The early to mid-1960s was when youth ran wild for the first time. Unlike their Teddy Boy predecessors, those in their teens openly defied society's rules. School-boys, school-leavers, mere kids, took to wearing brightly-coloured clothes. In direct contrast to the white music beloved of the Rockers, these "Mods" - as they were soon labelled by the media - listened to little but the music of their black friends in the clubs of Soho and the basement parties of Brixton. Black and white youngsters mixed freely. This was a period of spontaneous and exuberant rebellion untouched and unadulterated by market forces, which paved the way for a host of less pure and more celebrated cults: hippies, yippies and punks for example.

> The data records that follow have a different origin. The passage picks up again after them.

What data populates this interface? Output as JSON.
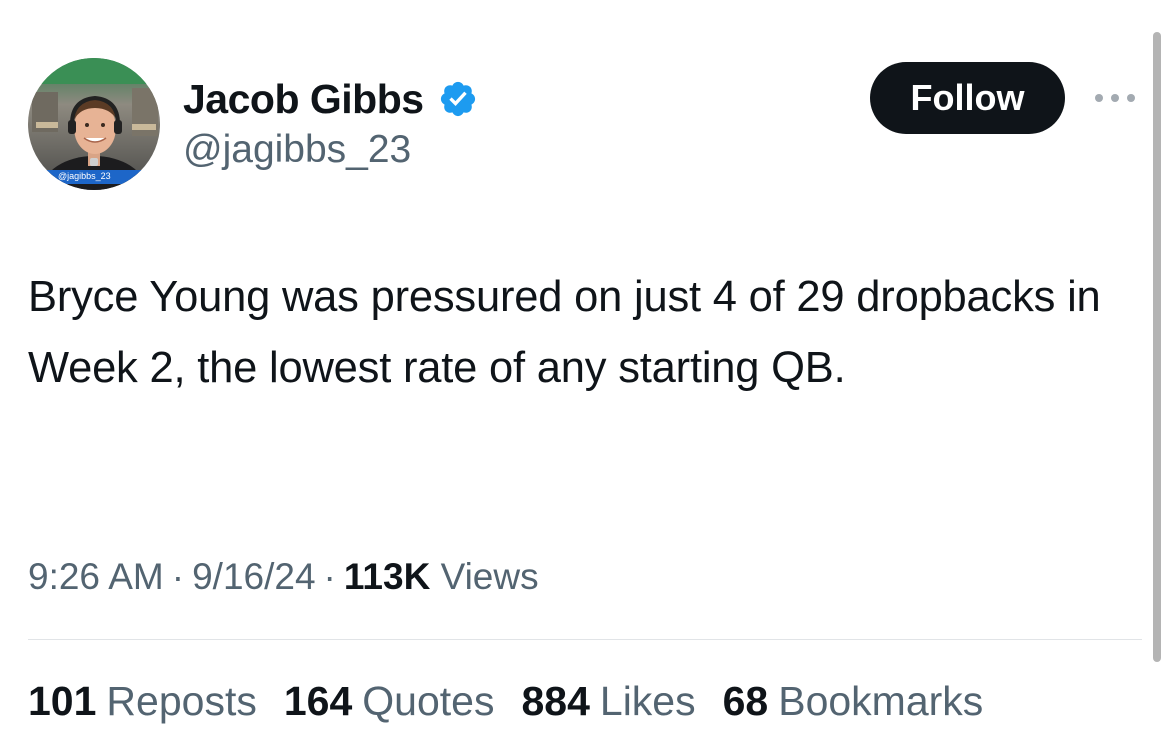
{
  "author": {
    "display_name": "Jacob Gibbs",
    "handle": "@jagibbs_23",
    "verified": true,
    "avatar_overlay_text": "@jagibbs_23"
  },
  "actions": {
    "follow_label": "Follow",
    "more_icon": "more-horizontal-icon"
  },
  "tweet": {
    "text": "Bryce Young was pressured on just 4 of 29 dropbacks in Week 2, the lowest rate of any starting QB.",
    "time": "9:26 AM",
    "date": "9/16/24",
    "separator": "·",
    "views_count": "113K",
    "views_label": "Views"
  },
  "stats": [
    {
      "count": "101",
      "label": "Reposts"
    },
    {
      "count": "164",
      "label": "Quotes"
    },
    {
      "count": "884",
      "label": "Likes"
    },
    {
      "count": "68",
      "label": "Bookmarks"
    }
  ],
  "colors": {
    "text_primary": "#0f1419",
    "text_secondary": "#536471",
    "verified_badge": "#1d9bf0",
    "follow_button_bg": "#0f1419",
    "follow_button_text": "#ffffff",
    "divider": "#e1e4e7"
  }
}
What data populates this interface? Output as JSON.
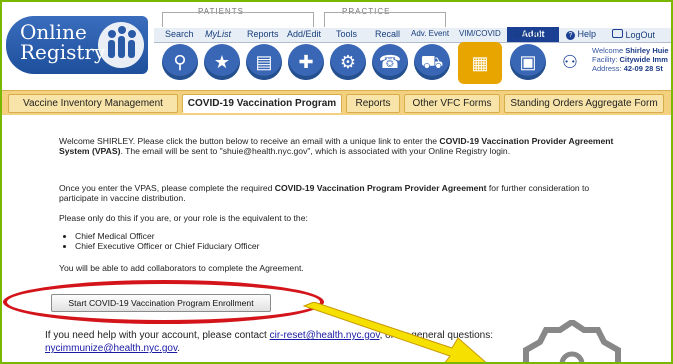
{
  "brand": {
    "logo_line1": "Online",
    "logo_line2": "Registry"
  },
  "header": {
    "groups": {
      "patients": "PATIENTS",
      "practice": "PRACTICE"
    },
    "nav": [
      "Search",
      "MyList",
      "Reports",
      "Add/Edit",
      "Tools",
      "Recall",
      "Adv. Event",
      "VIM/COVID",
      "Set Up"
    ],
    "mode_badge": "Adult",
    "help": "Help",
    "logout": "LogOut",
    "user": {
      "welcome_label": "Welcome",
      "welcome_name": "Shirley Huie",
      "facility_label": "Facility:",
      "facility_value": "Citywide Imm",
      "address_label": "Address:",
      "address_value": "42-09 28 St"
    }
  },
  "tabs": [
    {
      "label": "Vaccine Inventory Management",
      "active": false
    },
    {
      "label": "COVID-19 Vaccination Program",
      "active": true
    },
    {
      "label": "Reports",
      "active": false
    },
    {
      "label": "Other VFC Forms",
      "active": false
    },
    {
      "label": "Standing Orders Aggregate Form",
      "active": false
    }
  ],
  "content": {
    "para1_a": "Welcome SHIRLEY. Please click the button below to receive an email with a unique link to enter the ",
    "para1_b": "COVID-19 Vaccination Provider Agreement System (VPAS)",
    "para1_c": ". The email will be sent to \"shuie@health.nyc.gov\", which is associated with your Online Registry login.",
    "para2_a": "Once you enter the VPAS, please complete the required ",
    "para2_b": "COVID-19 Vaccination Program Provider Agreement",
    "para2_c": " for further consideration to participate in vaccine distribution.",
    "para3": "Please only do this if you are, or your role is the equivalent to the:",
    "roles": [
      "Chief Medical Officer",
      "Chief Executive Officer or Chief Fiduciary Officer"
    ],
    "para4": "You will be able to add collaborators to complete the Agreement.",
    "enroll_button": "Start COVID-19 Vaccination Program Enrollment",
    "help_prefix": "If you need help with your account, please contact ",
    "help_email1": "cir-reset@health.nyc.gov",
    "help_middle": ", or for general questions:",
    "help_email2": "nycimmunize@health.nyc.gov",
    "help_suffix": "."
  },
  "colors": {
    "frame": "#7ab800",
    "tabbar": "#f4d17e",
    "highlight": "#d4141b",
    "arrow": "#f5e000",
    "nav_blue": "#3a67b5"
  },
  "icons": [
    "search-icon",
    "mylist-icon",
    "reports-icon",
    "add-edit-icon",
    "tools-icon",
    "recall-icon",
    "adv-event-icon",
    "vim-covid-icon",
    "setup-icon",
    "adult-icon",
    "help-icon",
    "logout-icon"
  ]
}
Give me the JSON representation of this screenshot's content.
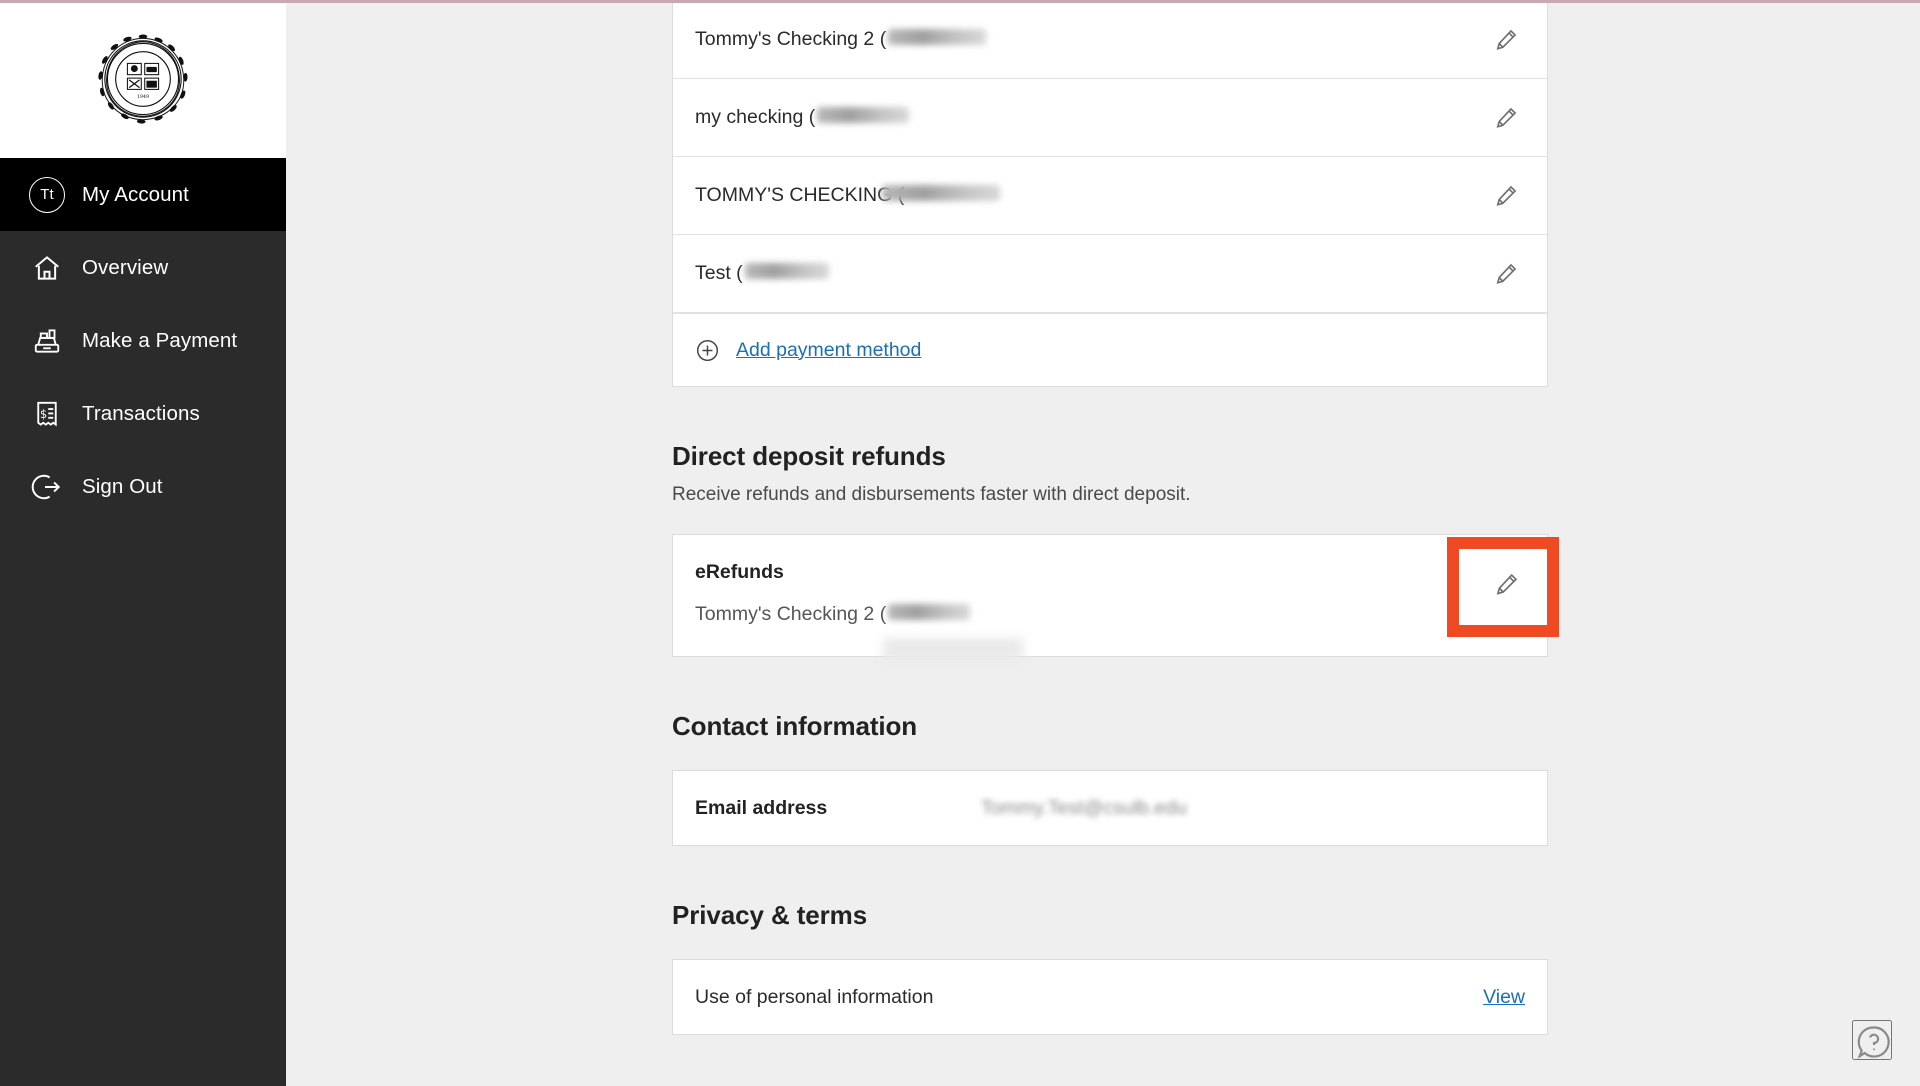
{
  "sidebar": {
    "logo_alt": "California State University Long Beach seal",
    "logo_text_top": "CALIFORNIA STATE UNIVERSITY",
    "logo_text_bottom": "LONG BEACH",
    "logo_year": "1949",
    "items": [
      {
        "label": "My Account",
        "icon": "avatar-icon",
        "badge": "Tt",
        "active": true
      },
      {
        "label": "Overview",
        "icon": "home-icon",
        "active": false
      },
      {
        "label": "Make a Payment",
        "icon": "register-icon",
        "active": false
      },
      {
        "label": "Transactions",
        "icon": "receipt-icon",
        "active": false
      },
      {
        "label": "Sign Out",
        "icon": "sign-out-icon",
        "active": false
      }
    ]
  },
  "payment_methods": {
    "rows": [
      {
        "name": "Tommy's Checking 2 (",
        "masked": "••••••6789)",
        "edit_icon": "pencil-icon"
      },
      {
        "name": "my checking (",
        "masked": "••••••6235)",
        "edit_icon": "pencil-icon"
      },
      {
        "name": "TOMMY'S CHECKING (",
        "masked": "••••••6789)",
        "edit_icon": "pencil-icon"
      },
      {
        "name": "Test (",
        "masked": "••••••3304)",
        "edit_icon": "pencil-icon"
      }
    ],
    "add_label": "Add payment method",
    "add_icon": "plus-circle-icon"
  },
  "direct_deposit": {
    "title": "Direct deposit refunds",
    "subtitle": "Receive refunds and disbursements faster with direct deposit.",
    "account_title": "eRefunds",
    "account_name": "Tommy's Checking 2 (",
    "account_masked": "•••••6789)",
    "edit_icon": "pencil-icon"
  },
  "contact": {
    "title": "Contact information",
    "email_label": "Email address",
    "email_value": "Tommy.Test@csulb.edu"
  },
  "privacy": {
    "title": "Privacy & terms",
    "row_label": "Use of personal information",
    "view_label": "View"
  },
  "help": {
    "icon": "help-question-icon",
    "label": "Help"
  },
  "colors": {
    "sidebar_bg": "#2b2b2b",
    "sidebar_active_bg": "#000000",
    "page_bg": "#efefef",
    "card_bg": "#ffffff",
    "link": "#1a6fb5",
    "highlight": "#f04a23",
    "top_rule": "#c9a8b0"
  }
}
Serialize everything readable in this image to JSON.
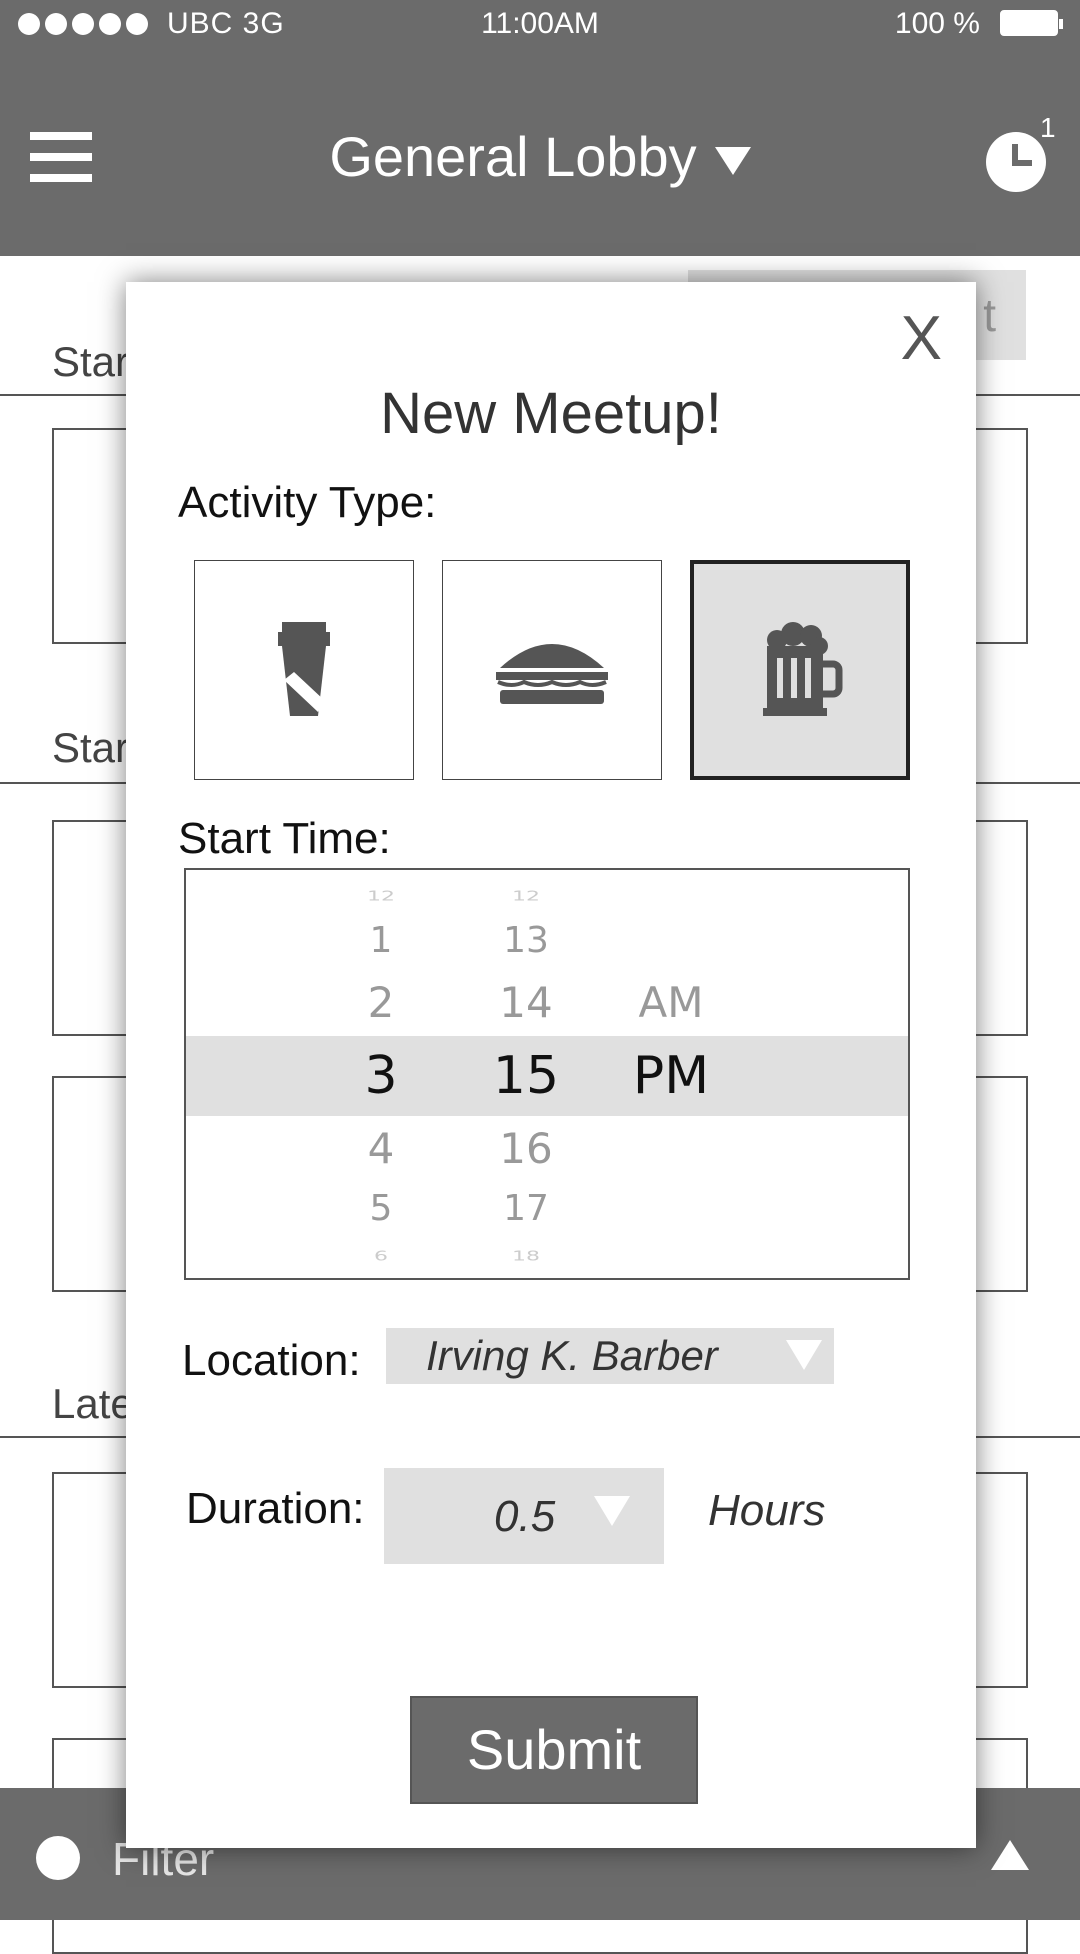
{
  "status_bar": {
    "carrier": "UBC  3G",
    "time": "11:00AM",
    "battery": "100 %"
  },
  "header": {
    "title": "General Lobby",
    "notification_count": "1"
  },
  "background": {
    "sections": [
      "Star",
      "Star",
      "Late"
    ],
    "create_button": "t"
  },
  "modal": {
    "close_label": "X",
    "title": "New Meetup!",
    "activity_label": "Activity Type:",
    "activities": [
      {
        "name": "coffee-icon",
        "selected": false
      },
      {
        "name": "burger-icon",
        "selected": false
      },
      {
        "name": "beer-icon",
        "selected": true
      }
    ],
    "start_time_label": "Start Time:",
    "picker": {
      "hours": [
        "12",
        "1",
        "2",
        "3",
        "4",
        "5",
        "6"
      ],
      "minutes": [
        "12",
        "13",
        "14",
        "15",
        "16",
        "17",
        "18"
      ],
      "ampm": [
        "AM",
        "PM"
      ],
      "selected": {
        "hour": "3",
        "minute": "15",
        "ampm": "PM"
      }
    },
    "location_label": "Location:",
    "location_value": "Irving K. Barber",
    "duration_label": "Duration:",
    "duration_value": "0.5",
    "duration_unit": "Hours",
    "submit_label": "Submit"
  },
  "bottom_bar": {
    "filter_label": "Filter"
  },
  "colors": {
    "header": "#6b6b6b",
    "selected_tile": "#e0e0e0",
    "submit": "#6b6b6b"
  }
}
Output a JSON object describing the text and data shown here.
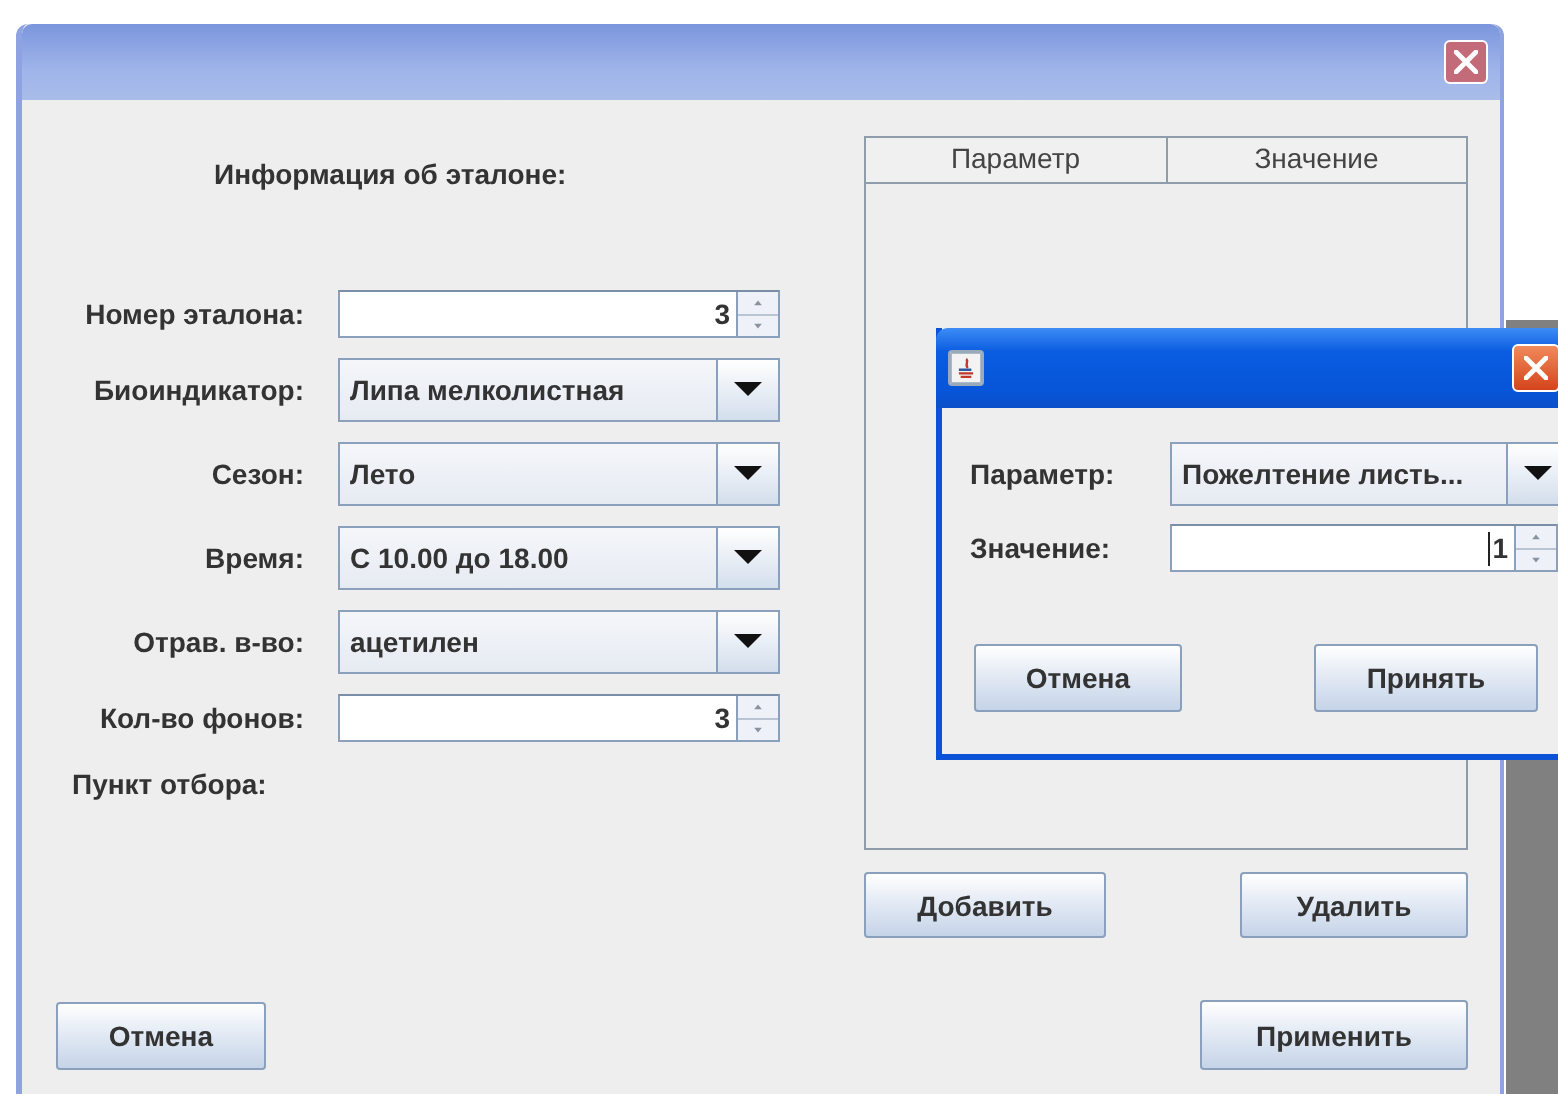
{
  "main_window": {
    "heading": "Информация об эталоне:",
    "fields": [
      {
        "label": "Номер эталона:",
        "kind": "spinner",
        "value": "3"
      },
      {
        "label": "Биоиндикатор:",
        "kind": "combo",
        "value": "Липа мелколистная"
      },
      {
        "label": "Сезон:",
        "kind": "combo",
        "value": "Лето"
      },
      {
        "label": "Время:",
        "kind": "combo",
        "value": "С 10.00 до 18.00"
      },
      {
        "label": "Отрав. в-во:",
        "kind": "combo",
        "value": "ацетилен"
      },
      {
        "label": "Кол-во фонов:",
        "kind": "spinner",
        "value": "3"
      }
    ],
    "extra_label": "Пункт отбора:",
    "table": {
      "columns": [
        "Параметр",
        "Значение"
      ]
    },
    "buttons": {
      "add": "Добавить",
      "remove": "Удалить",
      "cancel": "Отмена",
      "apply": "Применить"
    }
  },
  "dialog": {
    "fields": [
      {
        "label": "Параметр:",
        "kind": "combo",
        "value": "Пожелтение листь..."
      },
      {
        "label": "Значение:",
        "kind": "spinner",
        "value": "1",
        "focused": true
      }
    ],
    "buttons": [
      "Отмена",
      "Принять"
    ]
  }
}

This is an exploration of this little-known period of popular culture, charting the fashions, the music and the ideologies of the time.
The second part of the book is the sequel, Enlightenment and the Death of Michael Mouse, detailing the central character's journey overland from London to the Indian subcontinent, a saga of mysticism, sex, drugs and rock and roll.